Flooding on Indiana Farm Bureau Vice President Kendell Kulp’s Jasper County farm.

On National Ag Day today, with a hint of spring-like weather conditions, farmers are getting closer to doing what they do best, putting another crop in the ground. Some Hoosier farmers are first dealing with the aftermath of flooding a few weeks ago in the fields that held the flood waters for an extended period of time. Technical agronomist Kirby Bacon says most of the flood waters are gone.

“In most areas, the water has receded,” he said. “We’ve still got a few pockets in places here and there, but for the most part the water has receded.”

Bacon says the appearance of the fields once again can make us feel better, but there are numerous challenges lurking. Farm fields located near river bottoms are inundated with any number of items you might see floating in a river. Tires and tree limbs are common. Then there is the movement of surface material like corn stalks and bean stubble making their way to the edges of the ponding. Weed seed can also accumulate on previously flooded fields.

“Those seeds wind up being pretty durable in some of those areas. You might have trouble getting something else to grow, but it seems like a weed seed does a fine job of getting going.
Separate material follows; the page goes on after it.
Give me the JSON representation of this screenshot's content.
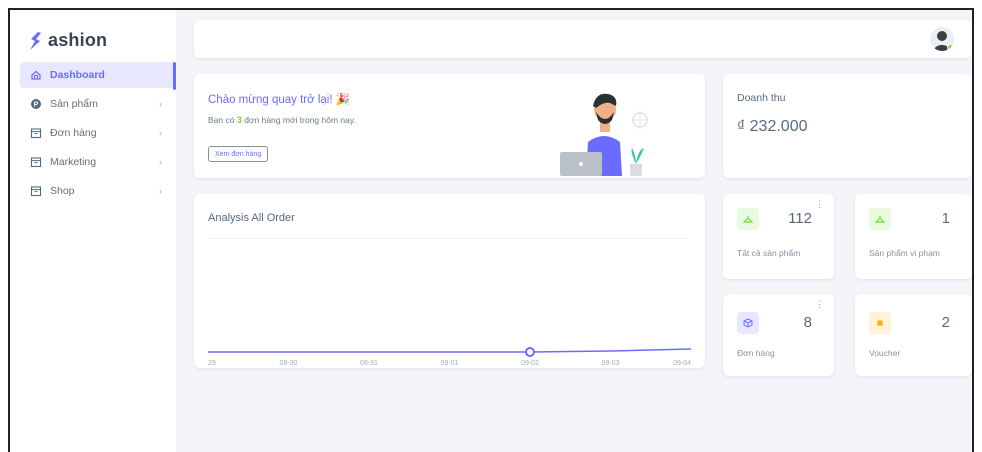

So, we’re probably going to have to get out and do some work in those areas. We’re going to have to clean up the drift areas around the edges and try and move some of the stalks or the field residue back, distribute it more evenly.”

Some form of tillage might be in order as well, to get improve aeration of the soil.

“When they’ve been ponded as extremely as they have, flooded as extremely as they have for as long as they have, you tend to de-oxygenate that soil profile pretty thoroughly.” He explained. “Reincorporating some oxygen in there allows the metabolic processes to get restarted and going again, and then you’re in much better shape when you go out and put a seedling in that environment.”

Bacon told HAT that if the available window for field work shuts, some parts of those fields might become a series of experiments during the season. Bacon is a DEKALB-Asgrow technical agronomist based in Indiana.